In this hands-on, two-day Advanced Web Accessibility course, students take a deeper dive into modern techniques for web accessibility using WAI-ARIA, HTML5, and CSS. Students learn best practices for ARIA use to structure web pages, provide labelling and instructions, and adding accessibility to applications and widgets. The course also examines using accessible design patterns, how to develop a keyboard interface and control focus, and how ARIA works to provide accessibility to scripted elements. Students perform labs to fix accessibility issues in HTML and CSS, determine the correct ways to use ARIA, and add ARIA to code.
Please note that the recent (June 2018) addition of 17 success criteria found in WCAG 2.1 are briefly covered in this course. However, like AAA-level criterion, 2.1 updates currently are not included in legislation, and so receive less focus.
1. Creating Semantic Markup and Structure with HTML5 and WAI-ARIA
This topic examines methods to use HTML5 and ARIA to create semantic markup and page structure.
2. Accessible Links, Forms, and Labelling
In this topic, students learn advanced labelling techniques using ARIA to enhance hyperlinks, instructions on web pages and forms, and other labelling issues.
3. Advanced Table Accessibility
In this topic, students learn HTML and ARIA techniques to address accessibility issues in complex tables, as well as in tables used for organizing forms, and how to make assistive technology ignore layout tables.
4. Advanced Form Accessibility
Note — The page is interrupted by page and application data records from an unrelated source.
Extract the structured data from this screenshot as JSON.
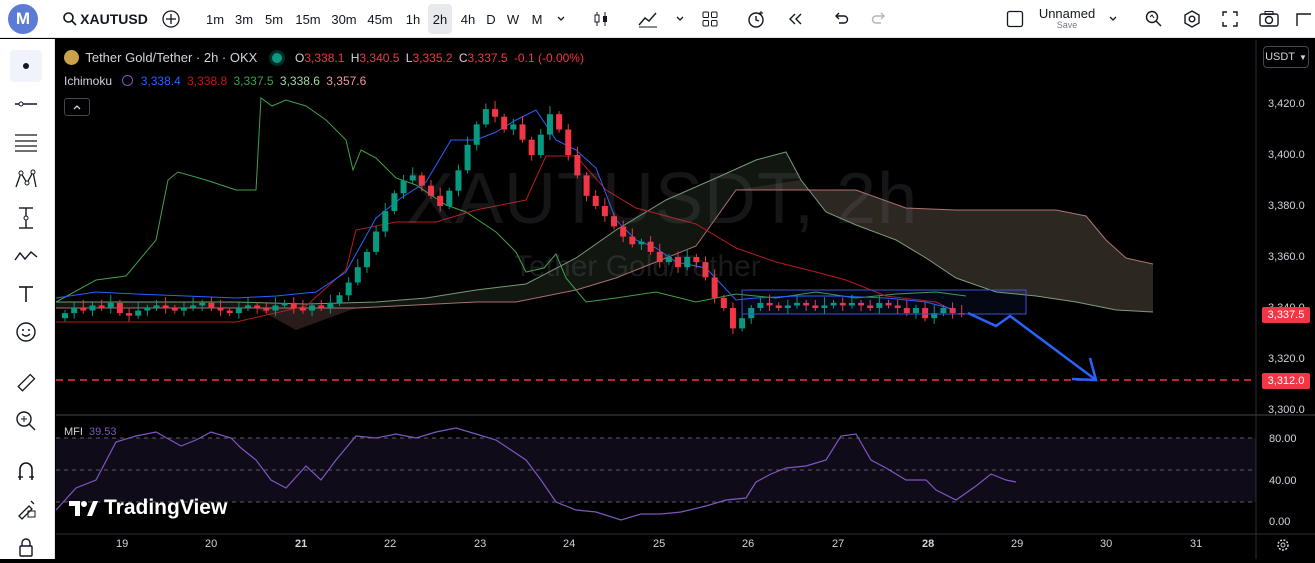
{
  "toolbar": {
    "logo": "M",
    "symbol": "XAUTUSD",
    "add_symbol": "+",
    "intervals": [
      "1m",
      "3m",
      "5m",
      "15m",
      "30m",
      "45m",
      "1h",
      "2h",
      "4h",
      "D",
      "W",
      "M"
    ],
    "active_interval": "2h",
    "layout_name": "Unnamed",
    "save_label": "Save"
  },
  "legend": {
    "title": "Tether Gold/Tether · 2h · OKX",
    "ohlc": {
      "o_label": "O",
      "o": "3,338.1",
      "h_label": "H",
      "h": "3,340.5",
      "l_label": "L",
      "l": "3,335.2",
      "c_label": "C",
      "c": "3,337.5",
      "change": "-0.1 (-0.00%)"
    },
    "indicator_name": "Ichimoku",
    "indicator_values": [
      "3,338.4",
      "3,338.8",
      "3,337.5",
      "3,338.6",
      "3,357.6"
    ],
    "mfi_name": "MFI",
    "mfi_value": "39.53"
  },
  "watermark": {
    "symbol": "XAUTUSDT, 2h",
    "name": "Tether Gold/Tether"
  },
  "currency_button": "USDT",
  "price_axis": [
    "3,420.0",
    "3,400.0",
    "3,380.0",
    "3,360.0",
    "3,340.0",
    "3,320.0",
    "3,300.0"
  ],
  "price_tags": {
    "last": "3,337.5",
    "target": "3,312.0"
  },
  "mfi_axis": [
    "80.00",
    "40.00",
    "0.00"
  ],
  "time_axis": [
    "19",
    "20",
    "21",
    "22",
    "23",
    "24",
    "25",
    "26",
    "27",
    "28",
    "29",
    "30",
    "31"
  ],
  "bold_days": [
    "21",
    "28"
  ],
  "brand": "TradingView",
  "colors": {
    "up": "#089981",
    "down": "#f23645",
    "tenkan": "#2962ff",
    "kijun": "#b71c1c",
    "lagging": "#43a047",
    "span_a": "#a5d6a7",
    "span_b": "#ef9a9a",
    "mfi": "#7e57c2",
    "target": "#f23645",
    "arrow": "#2962ff"
  }
}
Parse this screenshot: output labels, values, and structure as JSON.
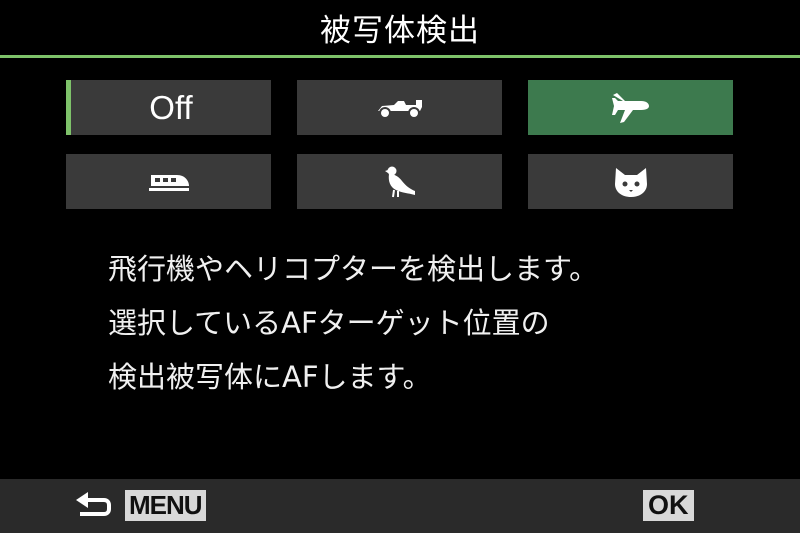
{
  "header": {
    "title": "被写体検出"
  },
  "options": [
    {
      "label": "Off",
      "icon": null,
      "state": "focused"
    },
    {
      "label": null,
      "icon": "race-car-icon",
      "state": "normal"
    },
    {
      "label": null,
      "icon": "airplane-icon",
      "state": "selected"
    },
    {
      "label": null,
      "icon": "train-icon",
      "state": "normal"
    },
    {
      "label": null,
      "icon": "bird-icon",
      "state": "normal"
    },
    {
      "label": null,
      "icon": "cat-icon",
      "state": "normal"
    }
  ],
  "description": {
    "line1": "飛行機やヘリコプターを検出します。",
    "line2": "選択しているAFターゲット位置の",
    "line3": "検出被写体にAFします。"
  },
  "footer": {
    "menu_label": "MENU",
    "ok_label": "OK"
  },
  "colors": {
    "accent": "#7ec26a",
    "selected_bg": "#3d7a4e",
    "option_bg": "#3a3a3a",
    "footer_bg": "#2a2a2a"
  }
}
This topic addresses increasing accessibility in forms by ensuring that labels are programmatically associated with inputs and that like fields are grouped together. It also covers providing to the user in an accessible way any instructions and other information, such as required fields or expected data entry format.
5. Using WAI-ARIA for Accessibility in Widgets and Web Applications
Students take a deeper dive into using ARIA to improve accessibility by exploring best practices for using ARIA, as well as what to avoid doing. Using online resources, students explore accessible widget design patterns including using ARIA roles, states, and properties, and conventions for functionality and keyboard operability.
6. Controlling Focus and Functionality in Dialogs
This topic explores various approaches to the user experience and functionality in dialogs (“pop-up windows”), including controlling focus, keyboard interface expectations, and how to use ARIA to ensure vital information is passed to assistive technologies such as screen readers.
7. Using ARIA to Provide Feedback to Users
To reinforce and practice skills learned in the course, students use online tools to find the best ARIA solutions to remedy accessibility issues, perform written exercises in which they fix accessibility issues in HTML code, and add appropriate ARIA to HTML code for widgets.
Disclaimer: All course objectives and outlines are used as a guideline and are subject to change to ensure the latest information is covered to support real world use of the technology.
Anyone who needs to learn about web accessibility, including the recent changes in Section 508 accessibility legislation, and how to make a website compliant
Anyone who need to create accessibility conformance claims, such as VPAT, and who need to create a strategy to maintain compliance